As someone who shuns celebrity “news,” gossip and whatever is “breaking the internet” on a given day, Anne Helen Peterson’s new book, “Too Fat, Too Slutty, Too Loud: The Rise and Reign of the Unruly Woman,” was not a natural fit for me.
But as a rich reality-TV star tweets policy from the White House, it seems warranted to consider celebrity as a lens through which to try to understand our current political moment.
By this logic, it’s worth taking stock of female archetypes in our culture through the stories of some of the most talked-about women of the last few years -- and Peterson does so in near scholarly detail.

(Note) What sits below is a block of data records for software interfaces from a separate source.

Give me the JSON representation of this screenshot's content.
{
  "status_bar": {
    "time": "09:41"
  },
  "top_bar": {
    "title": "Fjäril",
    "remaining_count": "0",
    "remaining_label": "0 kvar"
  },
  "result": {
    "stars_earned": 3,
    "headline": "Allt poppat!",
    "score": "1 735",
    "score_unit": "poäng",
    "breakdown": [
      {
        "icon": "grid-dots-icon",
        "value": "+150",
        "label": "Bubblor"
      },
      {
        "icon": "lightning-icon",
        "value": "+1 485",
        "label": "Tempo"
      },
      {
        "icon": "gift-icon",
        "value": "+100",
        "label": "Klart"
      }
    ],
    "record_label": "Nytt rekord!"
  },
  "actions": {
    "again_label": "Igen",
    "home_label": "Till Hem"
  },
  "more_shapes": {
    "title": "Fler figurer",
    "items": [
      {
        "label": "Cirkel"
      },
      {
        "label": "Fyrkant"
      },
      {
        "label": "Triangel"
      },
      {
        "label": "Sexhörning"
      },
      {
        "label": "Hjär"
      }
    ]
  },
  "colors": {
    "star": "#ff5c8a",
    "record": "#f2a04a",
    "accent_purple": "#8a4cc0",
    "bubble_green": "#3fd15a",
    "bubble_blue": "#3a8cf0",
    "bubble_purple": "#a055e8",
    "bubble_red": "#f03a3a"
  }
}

Her selection of so-called “unruly women” is notable and engaging for its seeming randomness.
Peterson’s mix of profiles includes those who have been around so long -- Serena Williams, Madonna and Hillary Clinton -- that at first they seem unlikely to provide any new insight into the cultural moment. And then there are those, like Lena Dunham, Caitlyn Jenner and Kim Kardashian, who you may already be sick and tired of hearing about.
But dig in and you’ll be treated to myriad aspects of famous women that you may never have considered.
For instance, you might have thought that the tennis champion Williams was strictly a success story. But Peterson digs deep into the racial abuse and sexual snark that have followed Williams as she broke the mold of the traditional tennis ideal of understated, moneyed elegance that corresponds with upper-class America.
Similarly, in Peterson’s investigation of rapper Nicki Minaj, readers are shown that beyond the tabloid frenzy surrounding her overtly sexual branding we find a woman who defines herself by her business acumen. She prides herself on her hard work, has found a way to play by her own rules in a music industry dominated by men, and calls out women who tear other women down.
Describing an interview in which a female reporter, referring to an incident between some of the men in Minaj’s orbit, asked the rapper whether she thrived on drama, Peterson quotes Minaj: “That’s the typical thing that women do. ... What did you putting me down right there do for you? Women blame women for things that have nothing to do with them. ... To put down a woman for something that men do, as if they’re children and I’m responsible, has nothing to do with you asking stupid questions, but you know that’s not just a stupid question. That’s a premeditated thing you just did.”
It was a relief to see at least one strong criticism of a culture in which female journalists, editors, writers, bloggers and consumers lead the charge in the judgment about whether a female celebrity is too fat (actress Melissa McCarthy), too gross (actresses Abbi Jacobson and Ilana Glazer) or too loud (novelist Jennifer Weiner). I wish Peterson had spent at least as much time exploring the ways in which women become the primary fuelers of the body-surveillance culture and chief critics of other women’s career choices, parenting styles and sexual preferences as she does blaming the “male gaze,” “the patriarchy” and misogyny.
Still, Peterson has written an intelligent and fascinating book that prompts us to make connections and subsequently allows us to reconsider how we judge women in the public eye.
Because I tend to ignore anything Kardashian-related, I had been unaware of the direct connection between the social media-fueled images of maternity and childbirth perfection and the very real health crises that plagued Kim Kardashian’s high-risk pregnancies and caused her swollen feet to become trending stories.
Similarly, Peterson’s chapter on Jenner’s transition -- and the many ways in which it is not emblematic of an everyday person’s financial, emotional and societal struggles in being transgender -- is a mini-masterpiece of LGBTQ history and how it clashes with the American ideal of the Olympic athlete.
I truly enjoyed reading Peterson’s study of unruly women, but I do have to say that it’s too bad that no Asian-American or Hispanic women made it into her book. As a result, it feels like they were lumped together in a category marked “Too Invisible” or “Too Marginalized” and, surely, this can’t be.
From Tiger Moms (Amy Chua) to the first female Doctor Watson (Lucy Liu) and any number of controversial or beloved Hispanic celebrities (Sofia Vergara and Selena Quintanilla spring to mind), unruly women come in all races and ethnicities.